# AIM OF THE EXERCISE:
Provide only the number of lines in the records below that contain "다운로드".

Page and application data records:
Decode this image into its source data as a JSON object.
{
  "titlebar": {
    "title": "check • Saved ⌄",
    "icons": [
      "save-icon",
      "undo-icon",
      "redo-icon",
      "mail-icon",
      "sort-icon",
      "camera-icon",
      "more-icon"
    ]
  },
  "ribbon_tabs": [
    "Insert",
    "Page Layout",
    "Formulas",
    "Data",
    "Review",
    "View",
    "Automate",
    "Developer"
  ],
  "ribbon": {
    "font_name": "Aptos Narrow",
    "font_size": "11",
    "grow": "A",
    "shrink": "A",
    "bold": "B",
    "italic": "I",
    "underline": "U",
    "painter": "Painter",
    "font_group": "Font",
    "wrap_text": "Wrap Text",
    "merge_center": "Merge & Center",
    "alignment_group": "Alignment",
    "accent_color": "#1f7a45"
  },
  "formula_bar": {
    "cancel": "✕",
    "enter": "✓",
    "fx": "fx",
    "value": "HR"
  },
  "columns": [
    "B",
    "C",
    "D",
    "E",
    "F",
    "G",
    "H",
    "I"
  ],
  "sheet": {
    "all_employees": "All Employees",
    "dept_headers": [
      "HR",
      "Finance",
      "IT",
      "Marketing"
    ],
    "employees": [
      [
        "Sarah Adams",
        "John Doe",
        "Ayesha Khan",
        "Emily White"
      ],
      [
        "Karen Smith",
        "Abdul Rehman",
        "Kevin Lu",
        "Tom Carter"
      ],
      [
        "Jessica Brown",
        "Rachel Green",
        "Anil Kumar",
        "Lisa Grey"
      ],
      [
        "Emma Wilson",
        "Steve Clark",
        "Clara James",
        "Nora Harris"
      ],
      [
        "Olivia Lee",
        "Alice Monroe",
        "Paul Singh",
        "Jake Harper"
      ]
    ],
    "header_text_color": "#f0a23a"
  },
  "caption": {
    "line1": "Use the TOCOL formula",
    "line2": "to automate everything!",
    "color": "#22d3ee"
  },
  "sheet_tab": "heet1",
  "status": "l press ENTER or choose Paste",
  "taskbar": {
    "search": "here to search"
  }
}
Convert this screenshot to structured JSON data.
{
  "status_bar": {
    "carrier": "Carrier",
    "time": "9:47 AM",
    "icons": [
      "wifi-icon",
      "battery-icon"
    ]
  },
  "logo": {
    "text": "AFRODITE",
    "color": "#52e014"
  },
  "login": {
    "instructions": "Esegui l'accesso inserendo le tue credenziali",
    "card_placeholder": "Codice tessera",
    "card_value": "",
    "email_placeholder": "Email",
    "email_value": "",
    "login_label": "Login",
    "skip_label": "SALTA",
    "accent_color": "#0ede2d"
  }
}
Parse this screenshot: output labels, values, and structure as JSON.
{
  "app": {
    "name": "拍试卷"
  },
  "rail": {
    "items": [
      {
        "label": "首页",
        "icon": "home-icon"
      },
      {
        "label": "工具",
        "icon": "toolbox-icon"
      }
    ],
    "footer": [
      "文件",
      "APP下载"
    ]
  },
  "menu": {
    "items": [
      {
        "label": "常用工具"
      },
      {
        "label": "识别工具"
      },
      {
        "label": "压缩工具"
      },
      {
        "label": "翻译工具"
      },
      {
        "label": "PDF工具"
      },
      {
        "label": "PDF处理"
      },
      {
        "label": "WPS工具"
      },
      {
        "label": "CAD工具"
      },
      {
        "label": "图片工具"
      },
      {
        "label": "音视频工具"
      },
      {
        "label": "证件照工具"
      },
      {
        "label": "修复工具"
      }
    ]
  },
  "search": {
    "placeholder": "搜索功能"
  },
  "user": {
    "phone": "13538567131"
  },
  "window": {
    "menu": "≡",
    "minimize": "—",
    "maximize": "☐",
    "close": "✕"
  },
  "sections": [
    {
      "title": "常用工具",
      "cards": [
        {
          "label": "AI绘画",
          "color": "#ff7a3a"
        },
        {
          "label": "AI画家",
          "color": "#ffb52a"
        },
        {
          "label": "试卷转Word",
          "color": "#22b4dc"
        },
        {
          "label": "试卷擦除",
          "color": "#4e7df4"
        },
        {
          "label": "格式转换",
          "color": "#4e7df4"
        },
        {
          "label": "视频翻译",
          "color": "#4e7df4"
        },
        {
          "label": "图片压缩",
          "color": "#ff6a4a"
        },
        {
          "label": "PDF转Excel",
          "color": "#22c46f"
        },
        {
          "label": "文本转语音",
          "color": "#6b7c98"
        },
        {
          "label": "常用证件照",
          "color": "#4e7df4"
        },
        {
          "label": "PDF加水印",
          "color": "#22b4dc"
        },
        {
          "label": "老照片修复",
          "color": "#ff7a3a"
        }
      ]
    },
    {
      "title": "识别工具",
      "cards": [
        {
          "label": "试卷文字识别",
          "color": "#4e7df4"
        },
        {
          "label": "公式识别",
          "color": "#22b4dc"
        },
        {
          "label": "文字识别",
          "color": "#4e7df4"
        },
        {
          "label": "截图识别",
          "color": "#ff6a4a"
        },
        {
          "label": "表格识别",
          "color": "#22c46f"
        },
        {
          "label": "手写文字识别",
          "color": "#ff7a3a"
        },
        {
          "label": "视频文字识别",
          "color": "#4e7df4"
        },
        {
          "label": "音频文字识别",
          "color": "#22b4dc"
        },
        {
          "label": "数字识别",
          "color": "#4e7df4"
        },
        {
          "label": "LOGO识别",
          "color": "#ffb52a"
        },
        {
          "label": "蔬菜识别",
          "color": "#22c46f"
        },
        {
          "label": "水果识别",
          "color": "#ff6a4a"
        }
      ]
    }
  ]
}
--
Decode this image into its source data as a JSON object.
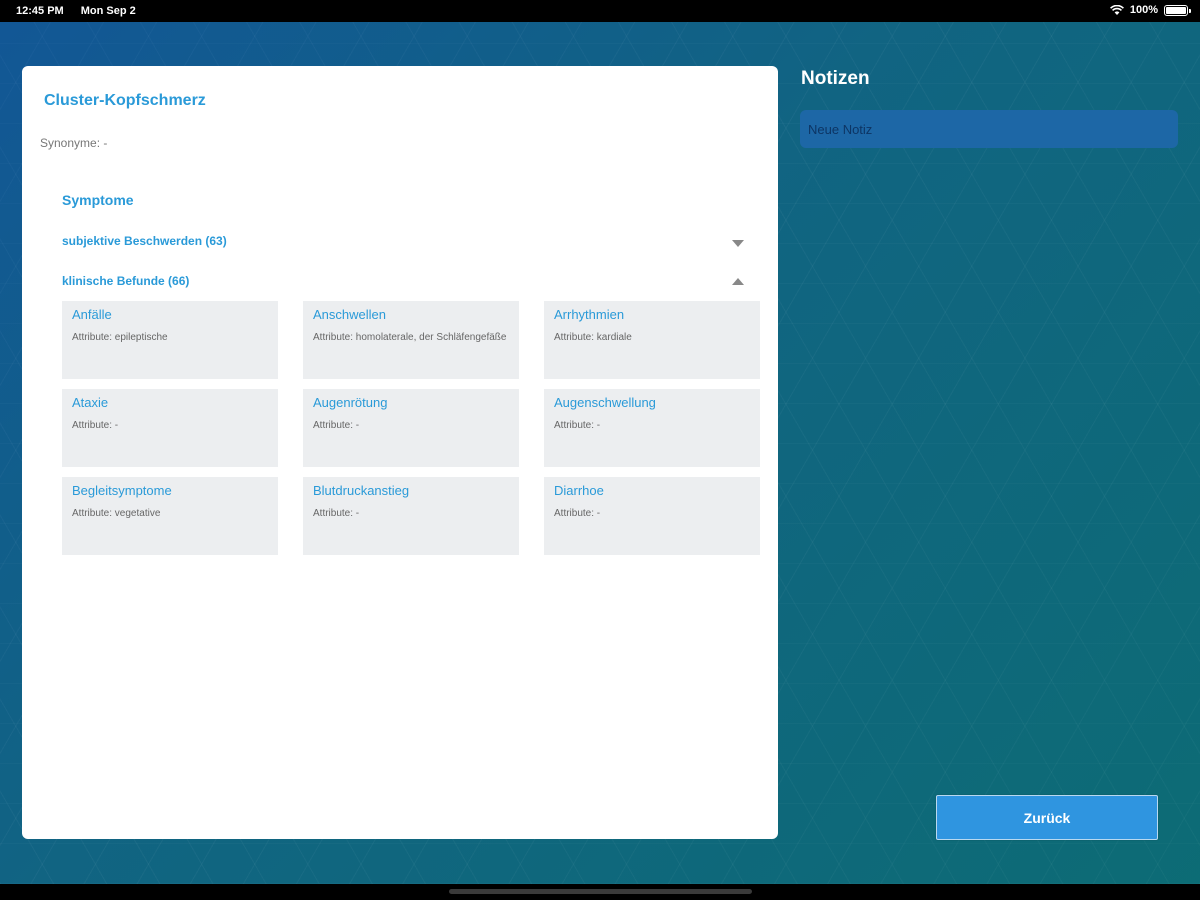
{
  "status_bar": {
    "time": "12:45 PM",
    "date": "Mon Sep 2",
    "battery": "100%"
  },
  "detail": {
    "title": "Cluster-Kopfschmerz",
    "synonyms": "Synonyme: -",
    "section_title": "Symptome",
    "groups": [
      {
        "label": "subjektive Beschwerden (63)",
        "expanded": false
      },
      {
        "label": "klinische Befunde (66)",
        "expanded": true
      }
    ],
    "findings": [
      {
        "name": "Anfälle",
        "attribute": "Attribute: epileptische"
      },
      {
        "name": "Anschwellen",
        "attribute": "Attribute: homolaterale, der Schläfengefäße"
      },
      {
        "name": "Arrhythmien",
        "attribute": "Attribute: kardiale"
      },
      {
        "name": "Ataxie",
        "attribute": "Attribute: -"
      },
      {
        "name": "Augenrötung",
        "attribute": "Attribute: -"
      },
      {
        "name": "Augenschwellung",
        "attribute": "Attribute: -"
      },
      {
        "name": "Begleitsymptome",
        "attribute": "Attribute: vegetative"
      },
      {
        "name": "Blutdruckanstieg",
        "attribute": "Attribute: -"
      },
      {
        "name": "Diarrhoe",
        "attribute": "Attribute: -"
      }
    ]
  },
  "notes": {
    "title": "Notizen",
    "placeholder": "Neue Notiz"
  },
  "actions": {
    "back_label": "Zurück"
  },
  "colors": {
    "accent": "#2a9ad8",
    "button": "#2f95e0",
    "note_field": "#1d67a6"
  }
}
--
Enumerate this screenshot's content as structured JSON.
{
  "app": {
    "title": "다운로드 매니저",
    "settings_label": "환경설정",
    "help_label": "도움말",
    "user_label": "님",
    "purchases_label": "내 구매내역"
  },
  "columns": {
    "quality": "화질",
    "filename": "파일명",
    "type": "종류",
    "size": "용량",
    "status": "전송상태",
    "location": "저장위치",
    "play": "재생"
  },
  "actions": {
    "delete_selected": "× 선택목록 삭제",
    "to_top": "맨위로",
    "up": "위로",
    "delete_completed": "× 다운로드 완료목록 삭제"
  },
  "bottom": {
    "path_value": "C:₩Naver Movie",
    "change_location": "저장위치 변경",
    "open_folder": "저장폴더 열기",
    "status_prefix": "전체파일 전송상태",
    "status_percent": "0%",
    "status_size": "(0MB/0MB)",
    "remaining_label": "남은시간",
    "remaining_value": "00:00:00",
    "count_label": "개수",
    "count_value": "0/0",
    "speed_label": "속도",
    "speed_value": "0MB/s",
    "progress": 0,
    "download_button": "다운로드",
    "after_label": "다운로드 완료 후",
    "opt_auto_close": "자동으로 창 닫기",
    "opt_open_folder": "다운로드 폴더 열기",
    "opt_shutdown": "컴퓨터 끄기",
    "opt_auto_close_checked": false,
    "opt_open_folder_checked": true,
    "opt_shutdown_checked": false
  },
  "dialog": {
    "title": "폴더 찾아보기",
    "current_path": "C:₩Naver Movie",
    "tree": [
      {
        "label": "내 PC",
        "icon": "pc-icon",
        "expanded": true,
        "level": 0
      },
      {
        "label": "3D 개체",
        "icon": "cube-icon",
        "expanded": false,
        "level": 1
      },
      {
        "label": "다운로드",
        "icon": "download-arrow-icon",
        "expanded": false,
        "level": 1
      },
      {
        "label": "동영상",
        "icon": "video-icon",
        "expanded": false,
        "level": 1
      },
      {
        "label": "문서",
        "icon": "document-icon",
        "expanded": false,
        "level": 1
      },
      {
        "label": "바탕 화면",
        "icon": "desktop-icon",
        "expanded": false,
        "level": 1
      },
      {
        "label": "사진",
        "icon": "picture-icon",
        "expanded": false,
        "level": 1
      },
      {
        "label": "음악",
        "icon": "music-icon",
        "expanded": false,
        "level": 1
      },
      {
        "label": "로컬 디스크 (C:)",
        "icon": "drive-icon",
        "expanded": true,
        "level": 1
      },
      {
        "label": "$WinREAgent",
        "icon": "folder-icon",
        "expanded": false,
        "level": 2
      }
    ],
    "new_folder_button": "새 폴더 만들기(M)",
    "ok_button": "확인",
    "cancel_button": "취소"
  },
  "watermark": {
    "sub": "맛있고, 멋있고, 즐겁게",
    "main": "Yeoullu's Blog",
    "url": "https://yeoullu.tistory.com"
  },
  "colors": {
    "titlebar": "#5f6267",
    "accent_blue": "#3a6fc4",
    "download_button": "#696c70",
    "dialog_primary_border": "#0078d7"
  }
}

# SOLUTION FOR THIS EXERCISE:
6